No matter how you approach your marketing I encourage you to take the time to sit down and form a plan. Mark down when materials are going out, when they need to be printed and distributed. If you’re able to distribute print materials through schools make sure to go through their approval process, though most schools are going away from print and using digital. If you’re using social media you can target specific areas, which helps, but plan on budgeting money to get the best result.

Get out there. Make a plan. With the right moves your program will be a success.

Camps, Camps, and more Camps

Growing up playing sports or being around sports was what I wanted to do. I played a number of sports throughout the year and, especially in the summer. I can vividly remember going to a handful of sports camps as a kid. At that time the focus was just something to do.

There weren’t elite camps, especially what you see now. For my mom keeping her four kids active and out of the house during the summer. I was fortunate to have those experiences. I’m thankful for those opportunities. They shaped my childhood, and I’m sure many others have had similar experiences themselves.

At the younger ages, a camp is basically daycare and is a great way to increase revenue for the year. Parents are looking for a fun activity for their child to keep them busy and active during the day. I’ve had some people try to argue with me on this fact. They claim that camps are designed to increase a players overall performance and development. At the older ages I agree. I won’t argue that as there are many camps that do just that. However, if you’ve attended one of these camps or worked an all-day one sport specific camp you know how difficult it is to keep a child’s attention on one sport all day for a week. There’s only so much training and development that can be done over 6-8 hours. Equally, there’s only so much attention space kids have. Keep that in mind when planning your camp.  

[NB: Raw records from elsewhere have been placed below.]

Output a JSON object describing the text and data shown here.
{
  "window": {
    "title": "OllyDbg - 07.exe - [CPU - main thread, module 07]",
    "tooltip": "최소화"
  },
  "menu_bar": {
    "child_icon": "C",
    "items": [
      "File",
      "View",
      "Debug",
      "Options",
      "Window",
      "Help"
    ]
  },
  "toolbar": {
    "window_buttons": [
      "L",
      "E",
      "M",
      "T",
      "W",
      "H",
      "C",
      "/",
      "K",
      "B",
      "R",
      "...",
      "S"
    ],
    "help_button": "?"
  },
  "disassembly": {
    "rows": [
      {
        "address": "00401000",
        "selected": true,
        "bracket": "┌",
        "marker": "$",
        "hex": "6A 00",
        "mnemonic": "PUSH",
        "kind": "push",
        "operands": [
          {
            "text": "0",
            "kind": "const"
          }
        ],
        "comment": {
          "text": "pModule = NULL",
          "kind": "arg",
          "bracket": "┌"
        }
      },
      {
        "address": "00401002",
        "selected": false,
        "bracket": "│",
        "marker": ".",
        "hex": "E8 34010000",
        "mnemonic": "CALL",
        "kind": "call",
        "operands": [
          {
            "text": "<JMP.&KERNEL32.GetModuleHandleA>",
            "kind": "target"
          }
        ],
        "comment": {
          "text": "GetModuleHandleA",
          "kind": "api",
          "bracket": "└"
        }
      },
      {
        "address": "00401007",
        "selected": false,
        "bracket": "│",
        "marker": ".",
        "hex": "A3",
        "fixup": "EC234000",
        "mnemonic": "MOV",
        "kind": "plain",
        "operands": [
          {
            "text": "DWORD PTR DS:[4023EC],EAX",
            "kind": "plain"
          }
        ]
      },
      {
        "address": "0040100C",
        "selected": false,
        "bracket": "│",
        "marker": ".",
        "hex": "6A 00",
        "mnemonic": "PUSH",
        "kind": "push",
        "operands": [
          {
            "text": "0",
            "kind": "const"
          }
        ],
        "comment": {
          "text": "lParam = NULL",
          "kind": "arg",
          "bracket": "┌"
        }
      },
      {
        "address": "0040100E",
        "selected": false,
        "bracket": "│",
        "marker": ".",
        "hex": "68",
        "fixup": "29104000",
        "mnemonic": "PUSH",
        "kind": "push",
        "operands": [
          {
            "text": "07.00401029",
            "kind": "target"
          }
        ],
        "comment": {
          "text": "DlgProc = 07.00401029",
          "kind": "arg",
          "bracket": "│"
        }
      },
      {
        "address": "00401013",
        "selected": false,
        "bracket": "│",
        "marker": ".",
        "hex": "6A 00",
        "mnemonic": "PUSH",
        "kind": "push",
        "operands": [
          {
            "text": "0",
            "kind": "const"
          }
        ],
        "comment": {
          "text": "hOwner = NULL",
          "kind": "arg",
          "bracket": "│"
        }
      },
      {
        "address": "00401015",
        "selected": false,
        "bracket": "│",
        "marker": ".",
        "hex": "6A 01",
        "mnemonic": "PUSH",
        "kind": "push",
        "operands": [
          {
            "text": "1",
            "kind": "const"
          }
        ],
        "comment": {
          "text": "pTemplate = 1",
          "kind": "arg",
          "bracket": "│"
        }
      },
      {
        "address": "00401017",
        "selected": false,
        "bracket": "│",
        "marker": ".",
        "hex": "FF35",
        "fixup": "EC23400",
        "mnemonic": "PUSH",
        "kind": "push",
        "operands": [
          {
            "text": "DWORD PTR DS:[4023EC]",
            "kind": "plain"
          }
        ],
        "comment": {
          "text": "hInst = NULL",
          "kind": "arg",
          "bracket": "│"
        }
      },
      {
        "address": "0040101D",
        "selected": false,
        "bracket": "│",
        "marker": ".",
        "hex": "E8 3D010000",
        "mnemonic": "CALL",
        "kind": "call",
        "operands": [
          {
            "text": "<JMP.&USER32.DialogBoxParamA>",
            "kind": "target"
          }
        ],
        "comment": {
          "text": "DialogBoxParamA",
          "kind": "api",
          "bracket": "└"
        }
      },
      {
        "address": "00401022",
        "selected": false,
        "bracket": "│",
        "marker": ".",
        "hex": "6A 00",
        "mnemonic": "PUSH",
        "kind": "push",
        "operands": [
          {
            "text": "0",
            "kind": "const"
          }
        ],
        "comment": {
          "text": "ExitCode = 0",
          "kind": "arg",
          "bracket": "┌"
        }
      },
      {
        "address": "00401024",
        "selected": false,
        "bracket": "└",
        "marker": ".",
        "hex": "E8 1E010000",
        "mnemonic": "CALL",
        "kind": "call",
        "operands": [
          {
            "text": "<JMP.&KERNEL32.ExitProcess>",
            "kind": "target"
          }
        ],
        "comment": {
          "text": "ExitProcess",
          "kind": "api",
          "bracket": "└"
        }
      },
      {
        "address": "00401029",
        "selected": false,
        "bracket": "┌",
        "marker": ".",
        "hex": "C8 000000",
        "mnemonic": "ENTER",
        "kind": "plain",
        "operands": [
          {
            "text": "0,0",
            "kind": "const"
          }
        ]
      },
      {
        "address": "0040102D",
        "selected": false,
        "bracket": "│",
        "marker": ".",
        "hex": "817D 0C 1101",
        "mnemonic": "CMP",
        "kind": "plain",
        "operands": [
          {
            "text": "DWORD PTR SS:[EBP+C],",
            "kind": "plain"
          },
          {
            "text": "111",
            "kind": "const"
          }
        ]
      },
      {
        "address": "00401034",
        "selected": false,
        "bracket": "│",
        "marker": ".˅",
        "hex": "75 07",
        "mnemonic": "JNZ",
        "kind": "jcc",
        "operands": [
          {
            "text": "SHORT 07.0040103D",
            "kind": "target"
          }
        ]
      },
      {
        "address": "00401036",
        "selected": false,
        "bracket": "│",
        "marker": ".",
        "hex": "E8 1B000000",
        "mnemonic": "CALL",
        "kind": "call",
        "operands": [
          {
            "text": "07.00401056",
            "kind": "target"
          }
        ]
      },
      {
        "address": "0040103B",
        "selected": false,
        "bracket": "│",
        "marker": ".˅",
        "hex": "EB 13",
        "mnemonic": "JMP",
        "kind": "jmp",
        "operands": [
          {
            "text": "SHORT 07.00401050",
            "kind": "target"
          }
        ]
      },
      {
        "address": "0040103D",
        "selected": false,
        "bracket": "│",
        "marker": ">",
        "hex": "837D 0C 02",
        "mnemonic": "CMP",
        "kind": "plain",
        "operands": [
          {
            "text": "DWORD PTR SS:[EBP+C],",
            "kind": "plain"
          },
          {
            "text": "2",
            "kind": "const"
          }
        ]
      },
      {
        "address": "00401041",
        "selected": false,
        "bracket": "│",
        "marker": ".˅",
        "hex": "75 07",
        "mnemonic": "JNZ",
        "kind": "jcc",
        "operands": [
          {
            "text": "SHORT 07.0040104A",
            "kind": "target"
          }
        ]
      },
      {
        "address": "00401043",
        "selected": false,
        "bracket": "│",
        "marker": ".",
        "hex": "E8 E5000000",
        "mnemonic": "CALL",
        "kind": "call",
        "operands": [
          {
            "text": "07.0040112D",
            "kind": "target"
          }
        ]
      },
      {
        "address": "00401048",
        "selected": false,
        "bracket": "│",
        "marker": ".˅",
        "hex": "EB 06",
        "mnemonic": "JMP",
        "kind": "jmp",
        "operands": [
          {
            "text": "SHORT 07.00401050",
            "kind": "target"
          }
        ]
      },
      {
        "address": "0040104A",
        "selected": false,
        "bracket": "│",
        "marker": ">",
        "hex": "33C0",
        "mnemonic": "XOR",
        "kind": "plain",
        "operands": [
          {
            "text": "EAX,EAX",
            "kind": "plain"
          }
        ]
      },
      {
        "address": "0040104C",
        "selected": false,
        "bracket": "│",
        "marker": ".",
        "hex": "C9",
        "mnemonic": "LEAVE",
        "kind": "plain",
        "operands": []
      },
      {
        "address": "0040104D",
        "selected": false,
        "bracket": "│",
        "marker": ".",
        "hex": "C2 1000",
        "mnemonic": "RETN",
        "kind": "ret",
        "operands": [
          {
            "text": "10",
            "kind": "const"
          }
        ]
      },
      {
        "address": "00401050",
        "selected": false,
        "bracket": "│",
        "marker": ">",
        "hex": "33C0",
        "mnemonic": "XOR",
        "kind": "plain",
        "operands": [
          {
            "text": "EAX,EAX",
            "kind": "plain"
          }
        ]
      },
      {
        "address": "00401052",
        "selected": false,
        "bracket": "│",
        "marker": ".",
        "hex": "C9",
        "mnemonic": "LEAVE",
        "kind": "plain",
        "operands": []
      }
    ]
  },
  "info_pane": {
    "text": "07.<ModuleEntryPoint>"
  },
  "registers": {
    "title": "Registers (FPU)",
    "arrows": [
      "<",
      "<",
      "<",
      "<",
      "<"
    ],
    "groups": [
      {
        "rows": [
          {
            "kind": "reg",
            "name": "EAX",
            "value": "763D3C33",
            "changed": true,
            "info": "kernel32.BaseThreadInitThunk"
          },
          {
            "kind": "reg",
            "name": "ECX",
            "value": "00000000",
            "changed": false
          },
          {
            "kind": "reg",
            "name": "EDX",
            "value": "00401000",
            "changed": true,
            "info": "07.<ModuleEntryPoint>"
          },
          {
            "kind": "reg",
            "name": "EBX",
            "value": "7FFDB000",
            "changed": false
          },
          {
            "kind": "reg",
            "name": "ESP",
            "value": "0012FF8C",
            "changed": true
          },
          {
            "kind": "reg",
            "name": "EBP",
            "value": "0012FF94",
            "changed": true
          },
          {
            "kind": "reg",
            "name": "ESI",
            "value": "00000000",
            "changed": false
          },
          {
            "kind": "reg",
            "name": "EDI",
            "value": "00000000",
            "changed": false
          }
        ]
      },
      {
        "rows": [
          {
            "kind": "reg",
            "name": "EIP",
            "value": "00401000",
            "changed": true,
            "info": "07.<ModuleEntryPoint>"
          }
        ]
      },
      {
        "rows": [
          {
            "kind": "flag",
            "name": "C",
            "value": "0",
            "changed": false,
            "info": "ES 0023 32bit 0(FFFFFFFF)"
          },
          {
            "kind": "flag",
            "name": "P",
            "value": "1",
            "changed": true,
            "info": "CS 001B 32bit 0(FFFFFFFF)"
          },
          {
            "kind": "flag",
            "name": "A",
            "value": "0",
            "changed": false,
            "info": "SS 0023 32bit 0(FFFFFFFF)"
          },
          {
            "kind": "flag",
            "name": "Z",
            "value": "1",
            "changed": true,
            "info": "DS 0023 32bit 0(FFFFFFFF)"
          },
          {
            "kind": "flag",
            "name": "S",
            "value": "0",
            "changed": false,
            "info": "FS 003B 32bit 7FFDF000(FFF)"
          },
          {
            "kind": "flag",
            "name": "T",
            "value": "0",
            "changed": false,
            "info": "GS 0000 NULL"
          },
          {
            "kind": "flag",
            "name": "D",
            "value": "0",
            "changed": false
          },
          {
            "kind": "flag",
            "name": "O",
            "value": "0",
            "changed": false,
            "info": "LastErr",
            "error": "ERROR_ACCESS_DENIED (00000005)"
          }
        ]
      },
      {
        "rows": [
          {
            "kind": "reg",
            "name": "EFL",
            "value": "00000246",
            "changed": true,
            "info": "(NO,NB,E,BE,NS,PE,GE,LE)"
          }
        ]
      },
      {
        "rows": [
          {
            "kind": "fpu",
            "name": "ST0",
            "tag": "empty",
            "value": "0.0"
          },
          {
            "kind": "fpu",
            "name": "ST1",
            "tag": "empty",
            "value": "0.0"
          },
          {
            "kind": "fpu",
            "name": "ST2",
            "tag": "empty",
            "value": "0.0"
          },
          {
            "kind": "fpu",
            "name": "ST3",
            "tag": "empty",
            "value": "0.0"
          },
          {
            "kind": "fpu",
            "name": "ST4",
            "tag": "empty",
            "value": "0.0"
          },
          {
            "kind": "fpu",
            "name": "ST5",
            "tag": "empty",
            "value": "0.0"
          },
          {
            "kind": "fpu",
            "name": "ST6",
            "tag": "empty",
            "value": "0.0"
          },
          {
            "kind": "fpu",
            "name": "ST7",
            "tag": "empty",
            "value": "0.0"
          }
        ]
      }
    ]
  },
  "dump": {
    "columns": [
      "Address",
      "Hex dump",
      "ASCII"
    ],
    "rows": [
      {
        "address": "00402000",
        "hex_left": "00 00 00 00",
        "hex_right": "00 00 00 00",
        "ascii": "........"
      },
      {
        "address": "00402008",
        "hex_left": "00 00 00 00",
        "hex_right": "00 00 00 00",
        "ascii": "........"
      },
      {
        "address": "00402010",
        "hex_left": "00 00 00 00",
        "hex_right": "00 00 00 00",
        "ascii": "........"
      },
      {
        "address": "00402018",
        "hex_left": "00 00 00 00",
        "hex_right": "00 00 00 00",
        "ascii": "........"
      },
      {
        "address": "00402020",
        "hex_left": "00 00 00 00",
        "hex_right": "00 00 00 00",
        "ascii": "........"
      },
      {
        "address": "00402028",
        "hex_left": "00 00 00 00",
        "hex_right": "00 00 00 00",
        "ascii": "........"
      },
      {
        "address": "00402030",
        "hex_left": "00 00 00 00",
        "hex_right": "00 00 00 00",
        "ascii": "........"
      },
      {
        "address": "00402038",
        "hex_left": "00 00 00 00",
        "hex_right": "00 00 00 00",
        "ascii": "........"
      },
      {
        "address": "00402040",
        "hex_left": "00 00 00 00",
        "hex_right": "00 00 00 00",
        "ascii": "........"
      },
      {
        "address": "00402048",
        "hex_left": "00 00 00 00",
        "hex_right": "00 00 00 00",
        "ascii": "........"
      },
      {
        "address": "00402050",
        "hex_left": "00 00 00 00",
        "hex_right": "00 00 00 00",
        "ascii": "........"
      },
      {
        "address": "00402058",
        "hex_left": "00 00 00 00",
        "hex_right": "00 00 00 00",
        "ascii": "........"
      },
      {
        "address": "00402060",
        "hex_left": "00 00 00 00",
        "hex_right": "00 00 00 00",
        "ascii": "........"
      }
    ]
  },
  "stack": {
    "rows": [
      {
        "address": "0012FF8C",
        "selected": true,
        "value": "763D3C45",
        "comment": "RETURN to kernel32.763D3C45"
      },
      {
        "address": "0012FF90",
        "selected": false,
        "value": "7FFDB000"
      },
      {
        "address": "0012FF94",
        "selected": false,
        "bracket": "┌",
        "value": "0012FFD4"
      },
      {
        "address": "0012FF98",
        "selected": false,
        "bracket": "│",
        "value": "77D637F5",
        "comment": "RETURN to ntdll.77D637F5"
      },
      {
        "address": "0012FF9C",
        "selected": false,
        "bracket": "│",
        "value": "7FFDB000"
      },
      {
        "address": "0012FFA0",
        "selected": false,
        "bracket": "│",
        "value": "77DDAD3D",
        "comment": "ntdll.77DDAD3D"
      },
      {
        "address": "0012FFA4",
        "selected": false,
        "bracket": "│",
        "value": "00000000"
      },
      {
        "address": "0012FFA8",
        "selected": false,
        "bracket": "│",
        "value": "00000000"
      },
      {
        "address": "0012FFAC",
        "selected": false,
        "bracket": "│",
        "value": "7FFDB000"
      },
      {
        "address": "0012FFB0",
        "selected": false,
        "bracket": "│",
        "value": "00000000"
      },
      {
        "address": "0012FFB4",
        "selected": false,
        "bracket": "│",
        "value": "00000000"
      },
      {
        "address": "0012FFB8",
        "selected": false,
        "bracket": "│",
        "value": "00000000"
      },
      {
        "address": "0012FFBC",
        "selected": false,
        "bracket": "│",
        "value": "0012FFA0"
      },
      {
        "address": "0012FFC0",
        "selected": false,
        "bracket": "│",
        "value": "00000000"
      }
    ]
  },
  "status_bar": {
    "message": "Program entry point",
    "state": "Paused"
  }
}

As the youth sports culture has evolved the economic impact of camps has become big business. A result of this is the market being saturated with just about any camp activity you can think of. When planning a camp create something different. Establish what your goals are and build your camp off of that. Too often we think having a name behind the camp automatically means success. If you can provide value, and many can, you’re on your way to a successful camp.

If you have the skills to teach, or can learn, you can run a camp. There’s more to it on the back end, but it’s doable, and you can run a quality and efficient camp. I would personally recommend avoiding a camp that’s focused solely on drills and scrimmages. I think a key to a development camp at the younger levels should focus on skill building but doing it through play based games. In an effort to focus on training I feel some forget to include or encourage fun into the experience. The hope is that all campers learn and develop, but more importantly that they have fun and enjoy the experience.

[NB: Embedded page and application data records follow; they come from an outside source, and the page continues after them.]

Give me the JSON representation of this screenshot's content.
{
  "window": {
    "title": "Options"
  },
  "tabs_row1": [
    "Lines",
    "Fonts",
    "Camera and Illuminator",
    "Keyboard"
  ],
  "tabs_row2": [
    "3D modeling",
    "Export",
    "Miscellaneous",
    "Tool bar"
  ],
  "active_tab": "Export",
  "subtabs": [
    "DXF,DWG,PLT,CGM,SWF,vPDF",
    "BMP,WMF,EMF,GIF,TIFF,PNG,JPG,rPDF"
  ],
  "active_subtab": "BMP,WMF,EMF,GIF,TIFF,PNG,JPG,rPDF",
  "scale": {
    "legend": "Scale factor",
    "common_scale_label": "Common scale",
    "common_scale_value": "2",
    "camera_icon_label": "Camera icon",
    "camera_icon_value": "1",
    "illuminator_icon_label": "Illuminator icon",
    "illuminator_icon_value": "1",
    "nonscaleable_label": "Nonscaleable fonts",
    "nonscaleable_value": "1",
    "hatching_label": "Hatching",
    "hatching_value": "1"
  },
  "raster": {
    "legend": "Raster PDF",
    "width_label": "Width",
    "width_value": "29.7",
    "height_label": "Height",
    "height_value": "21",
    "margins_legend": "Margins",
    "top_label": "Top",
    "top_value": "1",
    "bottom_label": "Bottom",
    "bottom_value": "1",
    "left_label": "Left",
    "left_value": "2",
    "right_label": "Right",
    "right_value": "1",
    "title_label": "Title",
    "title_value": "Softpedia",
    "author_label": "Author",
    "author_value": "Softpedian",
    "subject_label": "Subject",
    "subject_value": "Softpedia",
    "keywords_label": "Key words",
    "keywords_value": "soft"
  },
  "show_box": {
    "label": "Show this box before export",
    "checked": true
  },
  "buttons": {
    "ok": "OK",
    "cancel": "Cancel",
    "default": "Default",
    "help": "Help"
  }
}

Floorball like other sports is a great addition as a camp, for a long time I avoided running an all-day sport specific youth camp. There are a number of reasons for this, most of which have nothing to do with the sport. I’ve found that if it can open up more potential issues as people get tired and bored, especially as the week drags on. I’m speaking specifically to camps with younger kids in particularly. It’s not always the case, but it’s something to take note of.

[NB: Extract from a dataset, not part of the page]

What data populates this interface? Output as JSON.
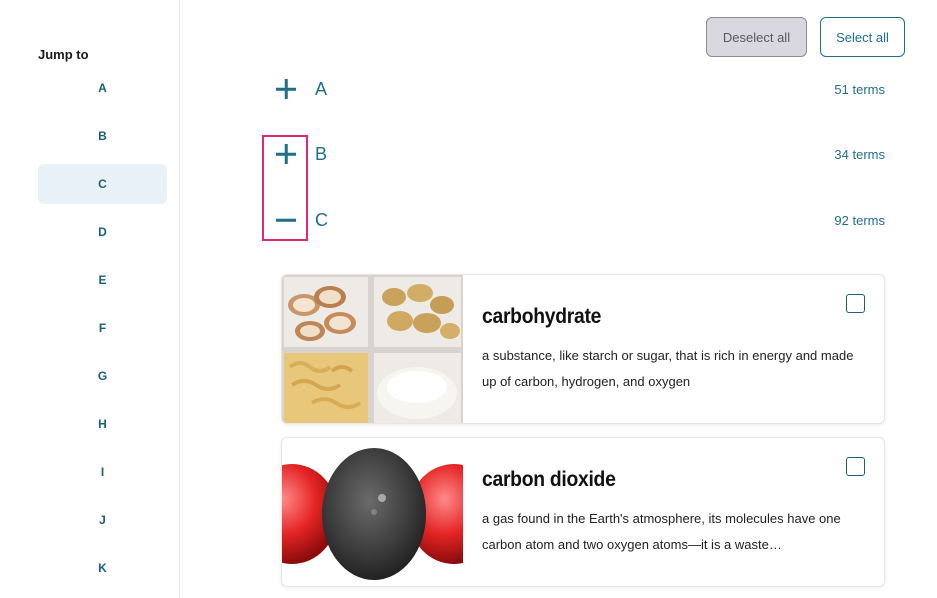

If you’re thinking about running a camp figure out what your target market is and how you’re going to run and manage it. Do it. Don’t wait. Don’t ask for permission. Figure it out and make it happen. If you think you can provide value through the process make it happen. In the end the ones who will benefit are the kids, and that should be the end game.